**ACTIVITY:** When you write out the entries, keep every line exactly as it appears.

□ □ □ □ □

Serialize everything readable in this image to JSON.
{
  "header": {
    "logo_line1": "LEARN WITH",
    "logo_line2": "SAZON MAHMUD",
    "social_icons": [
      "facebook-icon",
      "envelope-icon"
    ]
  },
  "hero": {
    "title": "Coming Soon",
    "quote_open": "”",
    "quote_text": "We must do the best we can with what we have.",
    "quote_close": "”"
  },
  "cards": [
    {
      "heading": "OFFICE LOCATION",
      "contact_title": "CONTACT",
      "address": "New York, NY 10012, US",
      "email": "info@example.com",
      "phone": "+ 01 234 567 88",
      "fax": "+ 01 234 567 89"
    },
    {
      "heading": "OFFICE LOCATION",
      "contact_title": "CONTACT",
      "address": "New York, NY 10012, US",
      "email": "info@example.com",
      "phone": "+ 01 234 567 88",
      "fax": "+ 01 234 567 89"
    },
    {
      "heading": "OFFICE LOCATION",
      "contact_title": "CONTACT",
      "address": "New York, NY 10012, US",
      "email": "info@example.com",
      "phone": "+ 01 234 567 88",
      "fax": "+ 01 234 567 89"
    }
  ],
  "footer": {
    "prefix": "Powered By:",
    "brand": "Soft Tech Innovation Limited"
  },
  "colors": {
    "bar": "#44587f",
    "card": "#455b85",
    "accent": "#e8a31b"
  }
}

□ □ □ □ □

**TASK ANSWER:**
Serialize everything readable in this image to JSON.
{
  "header": {
    "logo_line1": "LEARN WITH",
    "logo_line2": "SAZON MAHMUD",
    "social_icons": [
      "facebook-icon",
      "envelope-icon"
    ]
  },
  "hero": {
    "title": "Coming Soon",
    "quote_open": "”",
    "quote_text": "We must do the best we can with what we have.",
    "quote_close": "”"
  },
  "cards": [
    {
      "heading": "OFFICE LOCATION",
      "contact_title": "CONTACT",
      "address": "New York, NY 10012, US",
      "email": "info@example.com",
      "phone": "+ 01 234 567 88",
      "fax": "+ 01 234 567 89"
    },
    {
      "heading": "OFFICE LOCATION",
      "contact_title": "CONTACT",
      "address": "New York, NY 10012, US",
      "email": "info@example.com",
      "phone": "+ 01 234 567 88",
      "fax": "+ 01 234 567 89"
    },
    {
      "heading": "OFFICE LOCATION",
      "contact_title": "CONTACT",
      "address": "New York, NY 10012, US",
      "email": "info@example.com",
      "phone": "+ 01 234 567 88",
      "fax": "+ 01 234 567 89"
    }
  ],
  "footer": {
    "prefix": "Powered By:",
    "brand": "Soft Tech Innovation Limited"
  },
  "colors": {
    "bar": "#44587f",
    "card": "#455b85",
    "accent": "#e8a31b"
  }
}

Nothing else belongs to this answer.